One of Hornung’s most enduring records came during the 1960 season, when he scored a total of 176 points in 12 games – a record that stood until 2006 when LaDainian Tomlinson scored 180 – in 16 games.

Coupled with his backfield work, Horning also handled the Packers place kicking duties. When you look at his career average of 47.1 percent conversion rate (66 made in 140 attempts), you might laugh when comparing it to today’s averages, but one has to consider all of those kicks were outdoors, and on surfaces that weren’t anywhere close to NFL fields of today.

Hornung also threw for five touchdowns in his career, completing 24-of-55 passes.

Best known for his short-yardage skills, He won the league’s MVP award twice, was named an all-pro and to the Pro Bowl twice and is also just one of five to win both the Heisman and NFL MVP.  Near the conclusion of his career in 1965, Hornung scored five touchdowns in a single game against the Baltimore Colts.

Other notable records held by Hornung include the most games with 30-plus points – 2; most with 25-plus points – 3; and most games with 13 points in a season – seven.

Though his number is not one that has been retired by the Packers, it was “unofficially” retired in 1990 by the team. The last player to have worn the number was Don Majkowski, but he later changed his number to 7 after the public outcry.

Herb Adderley returns an interception against the Philadelphia Eagles. photograph

1. Herb Adderley – Adderley was selected 12th overall in the 1961 NFL Draft, but was also selected 13th overall by the New York Titans of the American Football League.

He played nine years with the Green Bay Packers and three years with the Dallas Cowboys, winning a combined three Super Bowl championships between the two teams. However, when you also figure in the other championships by the Green Bay Packers, you can add two more, making him a six-time world champion.

Adderley was once asked about the championships and was quoted as saying about the Cowboys rings he achieved … “I’m the only man with a Dallas Cowboys Super Bowl ring who doesn’t wear it. I’m a Green Bay Packer.”

He was drafted out of Michigan State as a halfback, but was switched to defensive back because the Packers already had the duo of Jim Taylor and Paul Hornung in the backfield.

Always the Packer, Herb Adderley paid a visit to Lambeau Field in December 2012.

Raymond T. Rivard photograph

During his nine seasons in Green Bay, Adderley was as instinctive of a defensive player that has ever played cornerback. He used what he learned as an offensive player to his advantage, intercepting 39 passes as a Packer, returning three for touchdowns in a single season and tying Darren Sharper for the franchise record of seven interceptions returned for touchdowns in a career.

One of Adderley’s most memorable came in Super Bowl II when he intercepted a Darryl Lamonica fourth quarter pass and returned it for a touchdown to put the championship game away for Green Bay.
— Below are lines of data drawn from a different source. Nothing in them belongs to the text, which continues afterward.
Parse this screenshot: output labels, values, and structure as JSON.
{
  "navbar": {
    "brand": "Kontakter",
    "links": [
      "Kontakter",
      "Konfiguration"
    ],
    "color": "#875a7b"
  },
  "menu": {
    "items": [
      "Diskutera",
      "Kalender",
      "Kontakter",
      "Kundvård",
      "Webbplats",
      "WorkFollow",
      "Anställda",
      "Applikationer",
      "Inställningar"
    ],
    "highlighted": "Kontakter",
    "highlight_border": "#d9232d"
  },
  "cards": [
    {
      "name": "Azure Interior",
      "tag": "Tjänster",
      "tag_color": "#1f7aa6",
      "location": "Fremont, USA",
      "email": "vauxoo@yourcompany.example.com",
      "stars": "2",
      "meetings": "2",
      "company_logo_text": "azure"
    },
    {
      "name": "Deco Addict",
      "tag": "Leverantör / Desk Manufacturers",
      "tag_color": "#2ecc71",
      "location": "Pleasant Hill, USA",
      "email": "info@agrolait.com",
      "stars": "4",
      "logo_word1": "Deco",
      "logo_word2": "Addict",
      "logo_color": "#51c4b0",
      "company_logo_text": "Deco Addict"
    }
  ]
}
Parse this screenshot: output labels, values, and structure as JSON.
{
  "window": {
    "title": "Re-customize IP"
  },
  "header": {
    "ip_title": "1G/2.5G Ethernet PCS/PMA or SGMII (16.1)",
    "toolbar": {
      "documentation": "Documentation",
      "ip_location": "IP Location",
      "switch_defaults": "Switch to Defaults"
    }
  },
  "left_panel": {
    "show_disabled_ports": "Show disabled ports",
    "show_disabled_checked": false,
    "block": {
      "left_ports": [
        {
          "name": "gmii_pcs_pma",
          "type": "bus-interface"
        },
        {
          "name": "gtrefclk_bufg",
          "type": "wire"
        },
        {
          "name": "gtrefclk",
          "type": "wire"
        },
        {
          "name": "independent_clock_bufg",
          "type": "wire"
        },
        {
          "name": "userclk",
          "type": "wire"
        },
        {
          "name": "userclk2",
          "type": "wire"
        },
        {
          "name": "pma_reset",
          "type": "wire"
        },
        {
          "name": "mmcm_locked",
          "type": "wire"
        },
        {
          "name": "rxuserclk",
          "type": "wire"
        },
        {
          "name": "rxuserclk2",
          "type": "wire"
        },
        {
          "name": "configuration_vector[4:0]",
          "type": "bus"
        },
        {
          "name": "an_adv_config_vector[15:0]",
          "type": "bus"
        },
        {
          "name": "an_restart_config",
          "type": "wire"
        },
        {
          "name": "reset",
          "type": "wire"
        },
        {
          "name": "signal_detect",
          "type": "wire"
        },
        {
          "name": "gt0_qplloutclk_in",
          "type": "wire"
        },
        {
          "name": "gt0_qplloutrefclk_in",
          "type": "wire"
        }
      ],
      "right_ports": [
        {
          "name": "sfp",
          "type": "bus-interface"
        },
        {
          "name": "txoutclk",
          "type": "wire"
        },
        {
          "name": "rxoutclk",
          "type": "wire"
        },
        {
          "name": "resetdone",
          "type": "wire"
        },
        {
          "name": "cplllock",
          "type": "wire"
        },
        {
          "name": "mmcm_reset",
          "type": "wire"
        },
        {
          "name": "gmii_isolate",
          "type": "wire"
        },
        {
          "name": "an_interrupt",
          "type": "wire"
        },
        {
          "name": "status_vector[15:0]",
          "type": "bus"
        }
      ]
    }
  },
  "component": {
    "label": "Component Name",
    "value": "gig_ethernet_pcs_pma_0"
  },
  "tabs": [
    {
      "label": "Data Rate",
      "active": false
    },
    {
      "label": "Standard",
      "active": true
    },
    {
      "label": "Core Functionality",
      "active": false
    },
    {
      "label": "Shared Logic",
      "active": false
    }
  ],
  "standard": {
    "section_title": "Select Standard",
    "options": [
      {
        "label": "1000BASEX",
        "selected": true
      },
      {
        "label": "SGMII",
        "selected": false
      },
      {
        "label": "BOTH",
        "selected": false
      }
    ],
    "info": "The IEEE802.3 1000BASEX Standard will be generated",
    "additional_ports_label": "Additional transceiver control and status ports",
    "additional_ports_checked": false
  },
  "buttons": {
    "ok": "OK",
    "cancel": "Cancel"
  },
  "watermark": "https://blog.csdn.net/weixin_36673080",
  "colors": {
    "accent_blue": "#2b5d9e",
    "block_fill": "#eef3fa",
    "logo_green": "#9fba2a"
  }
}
During his entire career, Adderley intercepted 48 passes, returning them 1,046 yards and seven touchdowns.

He is a member of both the Green Bay Packers and Pro Football halls of fame, a six-time world champion, five-time Pro Bowl selection, four-time first team All-Pro selection, three-time second team All-Pro selection, and was voted to the 1960s All-Decade Team.